● **The task**
When a line in the entries below contains the word "nums", copy that line.

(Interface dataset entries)

▼

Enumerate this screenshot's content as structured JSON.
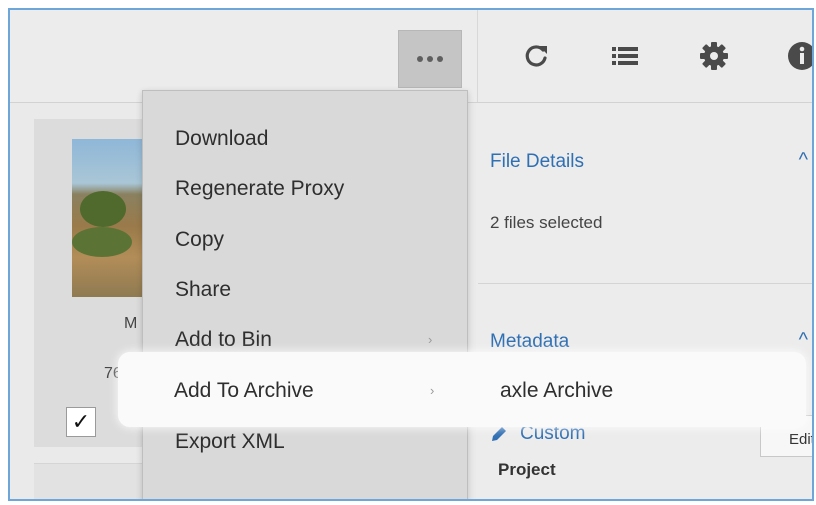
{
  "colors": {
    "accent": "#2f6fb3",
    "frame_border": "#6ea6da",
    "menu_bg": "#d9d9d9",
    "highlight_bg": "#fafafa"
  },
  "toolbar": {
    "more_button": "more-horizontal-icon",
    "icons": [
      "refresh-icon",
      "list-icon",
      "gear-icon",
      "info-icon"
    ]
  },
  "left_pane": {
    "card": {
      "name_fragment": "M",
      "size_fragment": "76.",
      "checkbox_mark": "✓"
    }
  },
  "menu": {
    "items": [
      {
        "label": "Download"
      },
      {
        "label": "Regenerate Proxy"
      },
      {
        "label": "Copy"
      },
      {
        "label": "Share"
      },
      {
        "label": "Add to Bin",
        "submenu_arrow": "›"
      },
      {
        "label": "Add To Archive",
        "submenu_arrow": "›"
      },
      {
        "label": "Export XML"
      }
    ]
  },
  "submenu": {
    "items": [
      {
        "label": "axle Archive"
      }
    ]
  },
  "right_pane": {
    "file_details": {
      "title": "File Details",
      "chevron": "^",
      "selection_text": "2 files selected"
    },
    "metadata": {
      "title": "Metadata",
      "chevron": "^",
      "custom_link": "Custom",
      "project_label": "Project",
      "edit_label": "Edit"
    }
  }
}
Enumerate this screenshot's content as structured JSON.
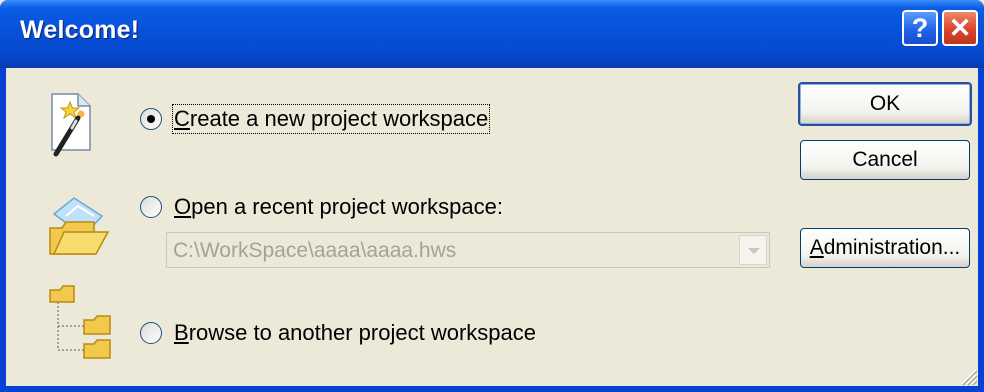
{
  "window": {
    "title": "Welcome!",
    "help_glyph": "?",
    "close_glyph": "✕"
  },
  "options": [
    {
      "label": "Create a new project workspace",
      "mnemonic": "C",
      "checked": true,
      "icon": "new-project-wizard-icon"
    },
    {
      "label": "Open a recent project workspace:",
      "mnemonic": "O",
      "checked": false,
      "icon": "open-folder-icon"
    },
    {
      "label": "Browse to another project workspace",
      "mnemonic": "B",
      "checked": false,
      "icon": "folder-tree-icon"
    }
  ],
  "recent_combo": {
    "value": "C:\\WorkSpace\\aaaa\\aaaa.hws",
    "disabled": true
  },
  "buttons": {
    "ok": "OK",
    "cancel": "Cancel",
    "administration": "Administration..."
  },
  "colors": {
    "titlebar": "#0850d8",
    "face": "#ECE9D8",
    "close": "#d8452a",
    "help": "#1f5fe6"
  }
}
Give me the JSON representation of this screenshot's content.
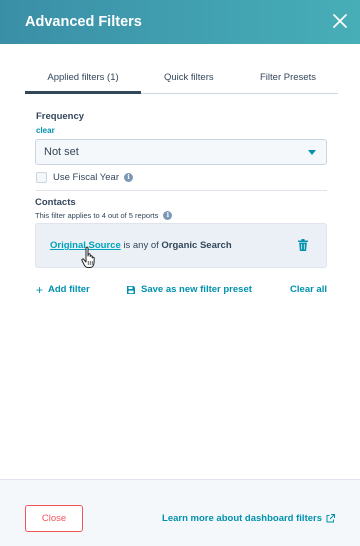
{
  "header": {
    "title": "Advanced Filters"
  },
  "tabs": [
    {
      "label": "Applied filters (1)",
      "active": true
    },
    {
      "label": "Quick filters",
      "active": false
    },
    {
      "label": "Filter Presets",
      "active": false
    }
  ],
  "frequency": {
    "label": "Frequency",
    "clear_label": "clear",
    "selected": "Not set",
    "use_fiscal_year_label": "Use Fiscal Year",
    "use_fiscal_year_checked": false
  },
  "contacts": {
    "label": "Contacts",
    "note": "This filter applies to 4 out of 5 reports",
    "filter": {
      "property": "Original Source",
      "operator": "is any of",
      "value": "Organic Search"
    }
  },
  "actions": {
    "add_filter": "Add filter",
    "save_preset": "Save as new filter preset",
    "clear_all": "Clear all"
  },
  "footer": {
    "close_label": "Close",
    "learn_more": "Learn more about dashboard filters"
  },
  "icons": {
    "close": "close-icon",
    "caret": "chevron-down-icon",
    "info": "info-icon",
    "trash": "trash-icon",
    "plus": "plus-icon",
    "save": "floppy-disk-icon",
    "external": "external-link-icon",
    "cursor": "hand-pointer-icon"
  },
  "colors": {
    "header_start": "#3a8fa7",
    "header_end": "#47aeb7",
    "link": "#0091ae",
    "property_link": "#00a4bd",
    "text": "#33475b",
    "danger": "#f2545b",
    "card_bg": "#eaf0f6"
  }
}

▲
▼

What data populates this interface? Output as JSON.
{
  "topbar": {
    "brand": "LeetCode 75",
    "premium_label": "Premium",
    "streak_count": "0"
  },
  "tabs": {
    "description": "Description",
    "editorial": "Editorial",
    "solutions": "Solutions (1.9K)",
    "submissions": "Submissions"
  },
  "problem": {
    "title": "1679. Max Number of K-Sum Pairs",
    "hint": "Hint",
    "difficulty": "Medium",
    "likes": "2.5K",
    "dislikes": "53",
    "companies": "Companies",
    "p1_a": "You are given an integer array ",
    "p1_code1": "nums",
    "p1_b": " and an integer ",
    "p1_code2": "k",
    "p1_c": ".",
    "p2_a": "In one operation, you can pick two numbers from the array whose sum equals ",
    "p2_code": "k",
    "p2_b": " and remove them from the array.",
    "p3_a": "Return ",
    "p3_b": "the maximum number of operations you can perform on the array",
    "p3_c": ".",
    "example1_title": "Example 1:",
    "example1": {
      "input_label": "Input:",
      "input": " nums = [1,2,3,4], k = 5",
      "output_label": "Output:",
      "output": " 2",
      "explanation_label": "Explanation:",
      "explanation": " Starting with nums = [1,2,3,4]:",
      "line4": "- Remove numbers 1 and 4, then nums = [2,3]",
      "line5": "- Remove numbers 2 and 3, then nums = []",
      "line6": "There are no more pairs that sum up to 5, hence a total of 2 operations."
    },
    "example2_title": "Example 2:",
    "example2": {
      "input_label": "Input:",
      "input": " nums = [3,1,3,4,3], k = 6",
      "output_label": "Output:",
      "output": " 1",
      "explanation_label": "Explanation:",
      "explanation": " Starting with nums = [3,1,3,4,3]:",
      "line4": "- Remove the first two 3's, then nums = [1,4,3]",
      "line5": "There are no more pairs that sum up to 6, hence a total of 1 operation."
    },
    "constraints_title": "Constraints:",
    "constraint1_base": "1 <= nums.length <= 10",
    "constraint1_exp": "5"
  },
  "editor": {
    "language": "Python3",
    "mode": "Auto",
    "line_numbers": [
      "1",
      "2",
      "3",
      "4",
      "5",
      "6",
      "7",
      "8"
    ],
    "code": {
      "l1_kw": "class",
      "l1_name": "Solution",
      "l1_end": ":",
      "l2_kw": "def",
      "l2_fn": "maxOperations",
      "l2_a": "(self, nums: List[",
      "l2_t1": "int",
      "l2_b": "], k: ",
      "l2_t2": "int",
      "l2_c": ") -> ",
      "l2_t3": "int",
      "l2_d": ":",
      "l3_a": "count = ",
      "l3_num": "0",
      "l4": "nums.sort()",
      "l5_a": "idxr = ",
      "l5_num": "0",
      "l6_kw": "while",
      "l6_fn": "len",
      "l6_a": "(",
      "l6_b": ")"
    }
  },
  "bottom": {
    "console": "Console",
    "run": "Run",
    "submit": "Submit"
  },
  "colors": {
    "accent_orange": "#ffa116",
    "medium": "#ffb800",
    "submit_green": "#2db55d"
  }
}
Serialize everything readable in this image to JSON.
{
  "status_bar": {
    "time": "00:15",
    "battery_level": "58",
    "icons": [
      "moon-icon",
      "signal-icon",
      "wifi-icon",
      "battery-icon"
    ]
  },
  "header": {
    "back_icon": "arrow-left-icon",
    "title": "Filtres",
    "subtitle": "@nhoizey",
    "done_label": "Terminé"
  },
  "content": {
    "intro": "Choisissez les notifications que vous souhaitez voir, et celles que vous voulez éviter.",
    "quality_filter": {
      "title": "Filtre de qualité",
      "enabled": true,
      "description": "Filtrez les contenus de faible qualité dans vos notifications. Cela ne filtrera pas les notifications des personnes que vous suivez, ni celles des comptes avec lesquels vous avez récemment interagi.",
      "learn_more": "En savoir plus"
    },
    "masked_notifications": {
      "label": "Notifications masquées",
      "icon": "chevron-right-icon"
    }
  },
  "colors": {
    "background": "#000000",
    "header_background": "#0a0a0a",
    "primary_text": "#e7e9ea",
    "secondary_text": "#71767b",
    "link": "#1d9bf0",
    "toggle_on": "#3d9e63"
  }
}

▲
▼

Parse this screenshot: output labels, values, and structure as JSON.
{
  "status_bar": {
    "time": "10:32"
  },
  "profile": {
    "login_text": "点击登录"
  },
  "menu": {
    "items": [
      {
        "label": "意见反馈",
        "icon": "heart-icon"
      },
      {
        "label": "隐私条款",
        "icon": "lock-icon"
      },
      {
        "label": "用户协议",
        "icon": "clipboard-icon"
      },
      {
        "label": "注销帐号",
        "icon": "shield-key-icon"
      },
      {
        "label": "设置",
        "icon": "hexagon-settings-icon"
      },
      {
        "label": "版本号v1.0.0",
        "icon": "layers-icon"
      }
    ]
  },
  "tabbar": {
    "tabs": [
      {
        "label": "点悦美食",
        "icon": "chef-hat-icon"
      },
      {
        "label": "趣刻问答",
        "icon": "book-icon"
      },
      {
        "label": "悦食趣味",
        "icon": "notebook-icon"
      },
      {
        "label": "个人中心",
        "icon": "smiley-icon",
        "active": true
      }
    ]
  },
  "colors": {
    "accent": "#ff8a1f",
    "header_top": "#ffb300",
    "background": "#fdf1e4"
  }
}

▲

● **Expected answer**
    "p1_code1": "nums",
      "input": " nums = [1,2,3,4], k = 5",
      "explanation": " Starting with nums = [1,2,3,4]:",
      "line4": "- Remove numbers 1 and 4, then nums = [2,3]",
      "line5": "- Remove numbers 2 and 3, then nums = []",
      "input": " nums = [3,1,3,4,3], k = 6",
      "explanation": " Starting with nums = [3,1,3,4,3]:",
      "line4": "- Remove the first two 3's, then nums = [1,4,3]",
    "constraint1_base": "1 <= nums.length <= 10",
      "l2_a": "(self, nums: List[",
      "l4": "nums.sort()",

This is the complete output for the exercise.